> Work instruction
All entries shown below should be duplicated character for character.

> Data extract

=-=-=-=-=

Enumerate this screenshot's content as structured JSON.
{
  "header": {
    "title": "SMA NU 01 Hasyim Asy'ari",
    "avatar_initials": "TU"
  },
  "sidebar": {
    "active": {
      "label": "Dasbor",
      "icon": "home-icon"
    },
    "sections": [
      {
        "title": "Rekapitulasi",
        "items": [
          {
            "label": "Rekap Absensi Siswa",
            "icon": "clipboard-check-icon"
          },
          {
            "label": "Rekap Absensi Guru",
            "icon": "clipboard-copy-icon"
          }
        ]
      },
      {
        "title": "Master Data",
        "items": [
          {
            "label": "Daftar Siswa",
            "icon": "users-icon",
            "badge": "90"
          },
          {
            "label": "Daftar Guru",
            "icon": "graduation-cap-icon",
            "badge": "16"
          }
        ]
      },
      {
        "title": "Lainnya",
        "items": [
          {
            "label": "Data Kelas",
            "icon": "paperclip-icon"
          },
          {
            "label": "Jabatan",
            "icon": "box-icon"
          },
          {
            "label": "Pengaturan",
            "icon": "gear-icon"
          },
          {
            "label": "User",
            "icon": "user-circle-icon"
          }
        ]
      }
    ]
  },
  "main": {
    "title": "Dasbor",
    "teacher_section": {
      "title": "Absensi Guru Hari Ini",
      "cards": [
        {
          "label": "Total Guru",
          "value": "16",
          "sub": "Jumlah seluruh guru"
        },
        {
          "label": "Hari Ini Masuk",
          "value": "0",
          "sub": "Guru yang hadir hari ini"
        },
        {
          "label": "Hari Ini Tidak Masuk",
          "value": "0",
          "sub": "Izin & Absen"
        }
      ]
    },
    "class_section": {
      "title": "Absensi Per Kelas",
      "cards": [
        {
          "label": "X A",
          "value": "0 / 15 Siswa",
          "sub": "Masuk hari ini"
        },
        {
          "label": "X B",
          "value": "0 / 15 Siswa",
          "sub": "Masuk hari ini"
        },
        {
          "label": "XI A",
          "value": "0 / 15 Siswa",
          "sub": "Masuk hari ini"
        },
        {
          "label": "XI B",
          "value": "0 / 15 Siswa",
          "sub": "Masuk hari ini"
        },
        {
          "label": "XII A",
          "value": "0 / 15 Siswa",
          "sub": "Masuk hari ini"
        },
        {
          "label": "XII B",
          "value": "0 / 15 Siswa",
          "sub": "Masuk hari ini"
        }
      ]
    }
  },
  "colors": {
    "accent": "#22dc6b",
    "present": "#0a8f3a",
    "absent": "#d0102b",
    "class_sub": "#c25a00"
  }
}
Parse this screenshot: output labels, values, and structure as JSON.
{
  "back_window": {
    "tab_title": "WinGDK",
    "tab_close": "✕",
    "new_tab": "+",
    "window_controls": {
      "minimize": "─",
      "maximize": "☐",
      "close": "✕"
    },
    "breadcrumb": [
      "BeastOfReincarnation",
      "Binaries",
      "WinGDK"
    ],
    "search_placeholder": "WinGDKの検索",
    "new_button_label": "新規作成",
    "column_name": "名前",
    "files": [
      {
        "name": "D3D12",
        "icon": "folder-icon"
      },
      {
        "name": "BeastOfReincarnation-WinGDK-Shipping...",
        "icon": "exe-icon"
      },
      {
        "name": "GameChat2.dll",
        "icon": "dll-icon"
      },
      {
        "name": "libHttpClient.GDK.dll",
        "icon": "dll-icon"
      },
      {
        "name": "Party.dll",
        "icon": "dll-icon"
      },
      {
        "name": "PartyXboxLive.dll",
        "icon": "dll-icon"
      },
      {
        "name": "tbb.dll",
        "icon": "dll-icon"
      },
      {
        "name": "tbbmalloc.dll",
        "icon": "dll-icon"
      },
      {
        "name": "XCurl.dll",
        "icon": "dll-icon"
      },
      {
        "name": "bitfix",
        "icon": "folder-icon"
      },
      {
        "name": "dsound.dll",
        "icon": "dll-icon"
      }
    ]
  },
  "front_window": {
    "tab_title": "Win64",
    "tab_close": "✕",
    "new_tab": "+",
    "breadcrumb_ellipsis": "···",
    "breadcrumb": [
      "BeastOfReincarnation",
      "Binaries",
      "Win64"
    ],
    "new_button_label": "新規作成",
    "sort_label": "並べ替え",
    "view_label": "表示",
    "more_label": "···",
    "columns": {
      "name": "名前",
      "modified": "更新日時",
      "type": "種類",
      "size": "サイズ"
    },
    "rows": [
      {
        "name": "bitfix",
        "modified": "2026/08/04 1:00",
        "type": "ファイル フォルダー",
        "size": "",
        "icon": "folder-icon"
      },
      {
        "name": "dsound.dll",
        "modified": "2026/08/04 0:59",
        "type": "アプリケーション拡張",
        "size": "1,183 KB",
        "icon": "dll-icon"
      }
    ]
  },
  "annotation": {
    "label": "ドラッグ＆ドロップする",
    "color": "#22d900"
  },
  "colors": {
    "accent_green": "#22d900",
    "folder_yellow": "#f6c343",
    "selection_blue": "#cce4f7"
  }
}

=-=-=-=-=

> Answer to this exercise
Enumerate this screenshot's content as structured JSON.
{
  "header": {
    "title": "SMA NU 01 Hasyim Asy'ari",
    "avatar_initials": "TU"
  },
  "sidebar": {
    "active": {
      "label": "Dasbor",
      "icon": "home-icon"
    },
    "sections": [
      {
        "title": "Rekapitulasi",
        "items": [
          {
            "label": "Rekap Absensi Siswa",
            "icon": "clipboard-check-icon"
          },
          {
            "label": "Rekap Absensi Guru",
            "icon": "clipboard-copy-icon"
          }
        ]
      },
      {
        "title": "Master Data",
        "items": [
          {
            "label": "Daftar Siswa",
            "icon": "users-icon",
            "badge": "90"
          },
          {
            "label": "Daftar Guru",
            "icon": "graduation-cap-icon",
            "badge": "16"
          }
        ]
      },
      {
        "title": "Lainnya",
        "items": [
          {
            "label": "Data Kelas",
            "icon": "paperclip-icon"
          },
          {
            "label": "Jabatan",
            "icon": "box-icon"
          },
          {
            "label": "Pengaturan",
            "icon": "gear-icon"
          },
          {
            "label": "User",
            "icon": "user-circle-icon"
          }
        ]
      }
    ]
  },
  "main": {
    "title": "Dasbor",
    "teacher_section": {
      "title": "Absensi Guru Hari Ini",
      "cards": [
        {
          "label": "Total Guru",
          "value": "16",
          "sub": "Jumlah seluruh guru"
        },
        {
          "label": "Hari Ini Masuk",
          "value": "0",
          "sub": "Guru yang hadir hari ini"
        },
        {
          "label": "Hari Ini Tidak Masuk",
          "value": "0",
          "sub": "Izin & Absen"
        }
      ]
    },
    "class_section": {
      "title": "Absensi Per Kelas",
      "cards": [
        {
          "label": "X A",
          "value": "0 / 15 Siswa",
          "sub": "Masuk hari ini"
        },
        {
          "label": "X B",
          "value": "0 / 15 Siswa",
          "sub": "Masuk hari ini"
        },
        {
          "label": "XI A",
          "value": "0 / 15 Siswa",
          "sub": "Masuk hari ini"
        },
        {
          "label": "XI B",
          "value": "0 / 15 Siswa",
          "sub": "Masuk hari ini"
        },
        {
          "label": "XII A",
          "value": "0 / 15 Siswa",
          "sub": "Masuk hari ini"
        },
        {
          "label": "XII B",
          "value": "0 / 15 Siswa",
          "sub": "Masuk hari ini"
        }
      ]
    }
  },
  "colors": {
    "accent": "#22dc6b",
    "present": "#0a8f3a",
    "absent": "#d0102b",
    "class_sub": "#c25a00"
  }
}
Parse this screenshot: output labels, values, and structure as JSON.
{
  "back_window": {
    "tab_title": "WinGDK",
    "tab_close": "✕",
    "new_tab": "+",
    "window_controls": {
      "minimize": "─",
      "maximize": "☐",
      "close": "✕"
    },
    "breadcrumb": [
      "BeastOfReincarnation",
      "Binaries",
      "WinGDK"
    ],
    "search_placeholder": "WinGDKの検索",
    "new_button_label": "新規作成",
    "column_name": "名前",
    "files": [
      {
        "name": "D3D12",
        "icon": "folder-icon"
      },
      {
        "name": "BeastOfReincarnation-WinGDK-Shipping...",
        "icon": "exe-icon"
      },
      {
        "name": "GameChat2.dll",
        "icon": "dll-icon"
      },
      {
        "name": "libHttpClient.GDK.dll",
        "icon": "dll-icon"
      },
      {
        "name": "Party.dll",
        "icon": "dll-icon"
      },
      {
        "name": "PartyXboxLive.dll",
        "icon": "dll-icon"
      },
      {
        "name": "tbb.dll",
        "icon": "dll-icon"
      },
      {
        "name": "tbbmalloc.dll",
        "icon": "dll-icon"
      },
      {
        "name": "XCurl.dll",
        "icon": "dll-icon"
      },
      {
        "name": "bitfix",
        "icon": "folder-icon"
      },
      {
        "name": "dsound.dll",
        "icon": "dll-icon"
      }
    ]
  },
  "front_window": {
    "tab_title": "Win64",
    "tab_close": "✕",
    "new_tab": "+",
    "breadcrumb_ellipsis": "···",
    "breadcrumb": [
      "BeastOfReincarnation",
      "Binaries",
      "Win64"
    ],
    "new_button_label": "新規作成",
    "sort_label": "並べ替え",
    "view_label": "表示",
    "more_label": "···",
    "columns": {
      "name": "名前",
      "modified": "更新日時",
      "type": "種類",
      "size": "サイズ"
    },
    "rows": [
      {
        "name": "bitfix",
        "modified": "2026/08/04 1:00",
        "type": "ファイル フォルダー",
        "size": "",
        "icon": "folder-icon"
      },
      {
        "name": "dsound.dll",
        "modified": "2026/08/04 0:59",
        "type": "アプリケーション拡張",
        "size": "1,183 KB",
        "icon": "dll-icon"
      }
    ]
  },
  "annotation": {
    "label": "ドラッグ＆ドロップする",
    "color": "#22d900"
  },
  "colors": {
    "accent_green": "#22d900",
    "folder_yellow": "#f6c343",
    "selection_blue": "#cce4f7"
  }
}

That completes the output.